The nutrition giant has held four previous events of a similar ilk, where budding entrepreneurs and innovators get to pitch their wares in front of DSM executives, but this is the first time it will be held in its home market of the Netherlands.
The latest Innovation Partnering Conference is called 'Connecting Bright Innovations 2017' and is being held on 19-20 September at DSM's new Biotechnology Centre in Delft, the Netherlands.
While the entrepreneurs get a leg up in the market from such a tie-up, the advantage for DSM is that it presents a cheaper alternative than making an acquisition, albeit riskier.
It is also hoping that it might discover a company which can help it speed up its own innovation or boast transformative technology.
To speed up innovation
Speaking to NutraIngredients, Rob Beudeker, senior investment manager at DSM, said: “The overall aim is to speed up our innovation activities, whether that is best served through making an investment in a company or through establishing a new collaboration. That really depends on the case.”
DSM is seeking entries for innovative technologies and products with both near-term (less than 3 years to commercialisation) and longer-term (longer than 3 years to commercialisation) applications in the following areas of interest:
1)Fermentation and enzymatic technologies for new ingredients
2)Bio-preservation solutions for food and beverages
3)Sugar reduction and natural alternative sweeteners
4)Salt reduction and other natural taste modulation solutions
5)Solutions to improve digestive health and bio-availability
6)Food chain efficiency and food waste reduction solutions
A selection committee of DSM and Nutrition Capital Network (NCN) executives will evaluate and interact with applicants to select the invited companies.
Post-conference mentoring from a DSM executive will be available on a case-by-case basis.
In addition, Anterra Capital, a specialist venture capital investor active in the food and agricultural sectors, will attend the conference to scout for investment opportunities across the food supply chain in technology-driven companies.
The four previous events hosted by DSM led to collaborations with eight companies, with DSM acquiring a minority stake in two companies, out of a total of forty companies that pitched.
Advantage of being strategic investor
“I think it’s a win-win situation. For a start-up company, if they work with a strategic investor rather than just a financial investor because a financial investor only provide money,” Beudeker told us.
“A strategic investor gives smart money. We also help them to navigate in the industry to become as successful as possible.”
Another benefit for DSM, according to Beudeker, is that it surmounts the problem that big companies, like DSM, have in to focusing on a niche area.

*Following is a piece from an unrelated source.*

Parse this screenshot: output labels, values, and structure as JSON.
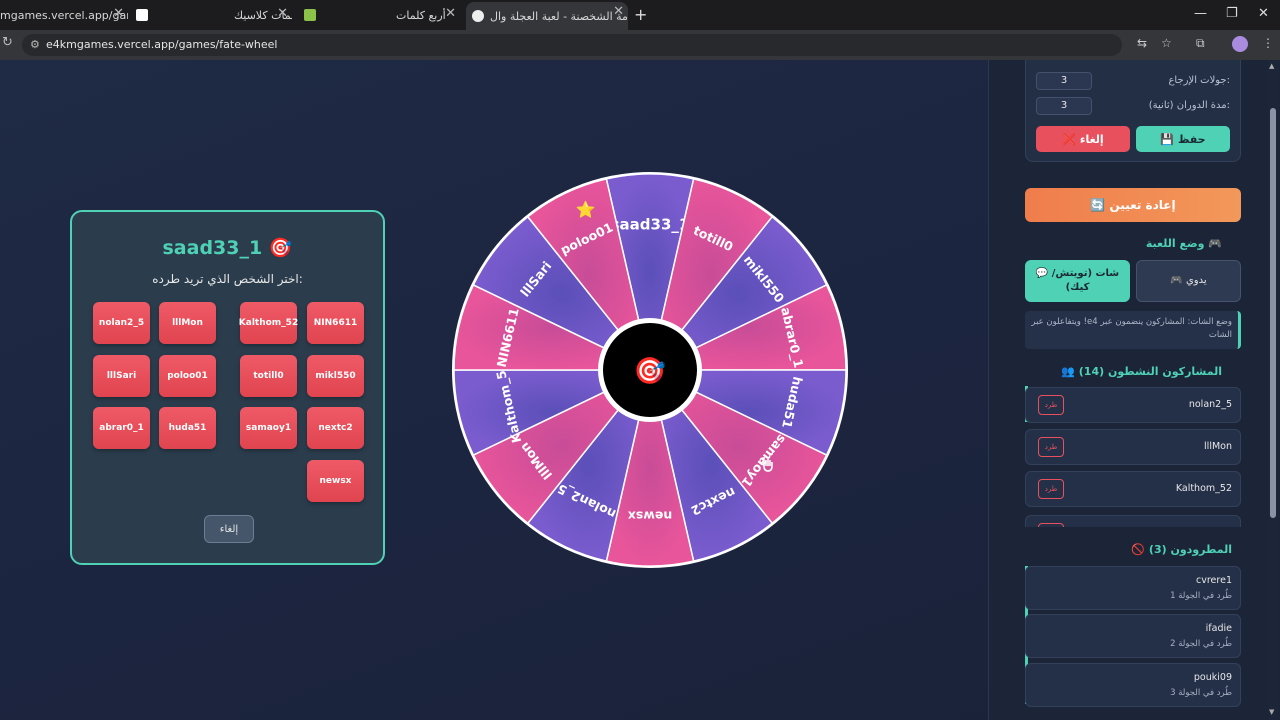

Through its investment arm, DSM Venturing, DSM has invested in over 50 companies in the US, Europe and Israel.
Typically, it invests over the lifetime of a venture varies from €1 – 20 mlllion, with its typical first investment between €100k and €5m. Its investment stakes are usually between five and 25%.
Previous investment include in functional foods brands Blue Prairie Brands and US probiotics companies Ganeden Biotech.